- _Exercise prompt_
Write the data out in full and word for word. Do not include images.

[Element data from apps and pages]
# # #

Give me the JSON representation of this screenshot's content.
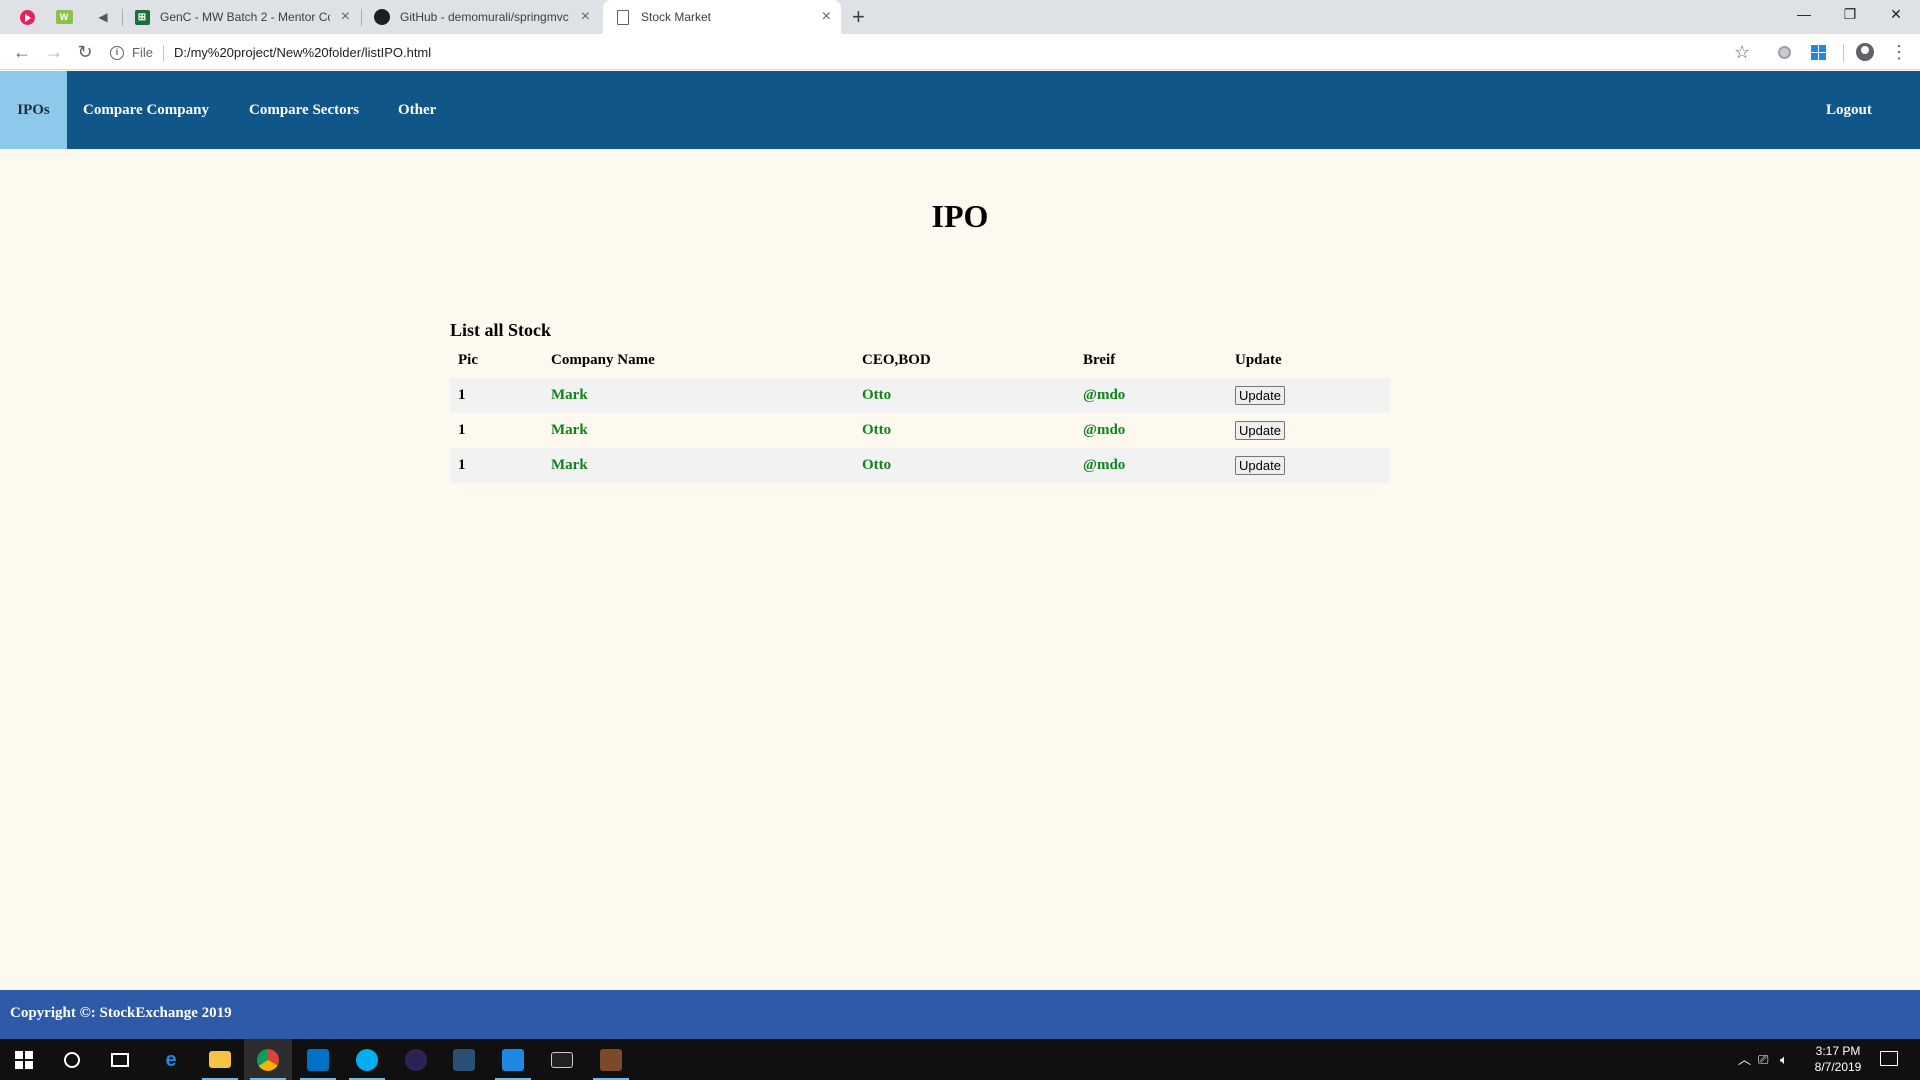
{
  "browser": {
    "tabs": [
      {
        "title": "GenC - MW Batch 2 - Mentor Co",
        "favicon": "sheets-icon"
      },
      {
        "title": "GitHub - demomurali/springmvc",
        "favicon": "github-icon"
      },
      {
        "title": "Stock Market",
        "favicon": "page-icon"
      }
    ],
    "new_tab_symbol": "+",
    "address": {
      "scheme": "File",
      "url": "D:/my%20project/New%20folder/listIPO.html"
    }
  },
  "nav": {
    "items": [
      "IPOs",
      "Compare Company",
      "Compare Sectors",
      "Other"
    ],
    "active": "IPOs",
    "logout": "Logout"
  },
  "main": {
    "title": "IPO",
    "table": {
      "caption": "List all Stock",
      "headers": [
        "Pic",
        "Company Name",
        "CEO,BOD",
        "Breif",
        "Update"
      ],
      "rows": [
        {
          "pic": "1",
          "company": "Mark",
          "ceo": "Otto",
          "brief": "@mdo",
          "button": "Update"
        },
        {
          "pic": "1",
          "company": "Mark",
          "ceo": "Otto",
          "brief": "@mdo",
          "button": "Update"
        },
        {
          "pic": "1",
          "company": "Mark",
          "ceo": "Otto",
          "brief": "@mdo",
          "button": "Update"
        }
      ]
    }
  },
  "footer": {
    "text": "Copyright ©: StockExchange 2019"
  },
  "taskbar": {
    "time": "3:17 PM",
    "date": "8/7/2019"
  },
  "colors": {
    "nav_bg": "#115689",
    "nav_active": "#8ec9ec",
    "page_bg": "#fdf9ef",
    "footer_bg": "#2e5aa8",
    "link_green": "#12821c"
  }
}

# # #

- _Response to the exercise_
Give me the JSON representation of this screenshot's content.
{
  "browser": {
    "tabs": [
      {
        "title": "GenC - MW Batch 2 - Mentor Co",
        "favicon": "sheets-icon"
      },
      {
        "title": "GitHub - demomurali/springmvc",
        "favicon": "github-icon"
      },
      {
        "title": "Stock Market",
        "favicon": "page-icon"
      }
    ],
    "new_tab_symbol": "+",
    "address": {
      "scheme": "File",
      "url": "D:/my%20project/New%20folder/listIPO.html"
    }
  },
  "nav": {
    "items": [
      "IPOs",
      "Compare Company",
      "Compare Sectors",
      "Other"
    ],
    "active": "IPOs",
    "logout": "Logout"
  },
  "main": {
    "title": "IPO",
    "table": {
      "caption": "List all Stock",
      "headers": [
        "Pic",
        "Company Name",
        "CEO,BOD",
        "Breif",
        "Update"
      ],
      "rows": [
        {
          "pic": "1",
          "company": "Mark",
          "ceo": "Otto",
          "brief": "@mdo",
          "button": "Update"
        },
        {
          "pic": "1",
          "company": "Mark",
          "ceo": "Otto",
          "brief": "@mdo",
          "button": "Update"
        },
        {
          "pic": "1",
          "company": "Mark",
          "ceo": "Otto",
          "brief": "@mdo",
          "button": "Update"
        }
      ]
    }
  },
  "footer": {
    "text": "Copyright ©: StockExchange 2019"
  },
  "taskbar": {
    "time": "3:17 PM",
    "date": "8/7/2019"
  },
  "colors": {
    "nav_bg": "#115689",
    "nav_active": "#8ec9ec",
    "page_bg": "#fdf9ef",
    "footer_bg": "#2e5aa8",
    "link_green": "#12821c"
  }
}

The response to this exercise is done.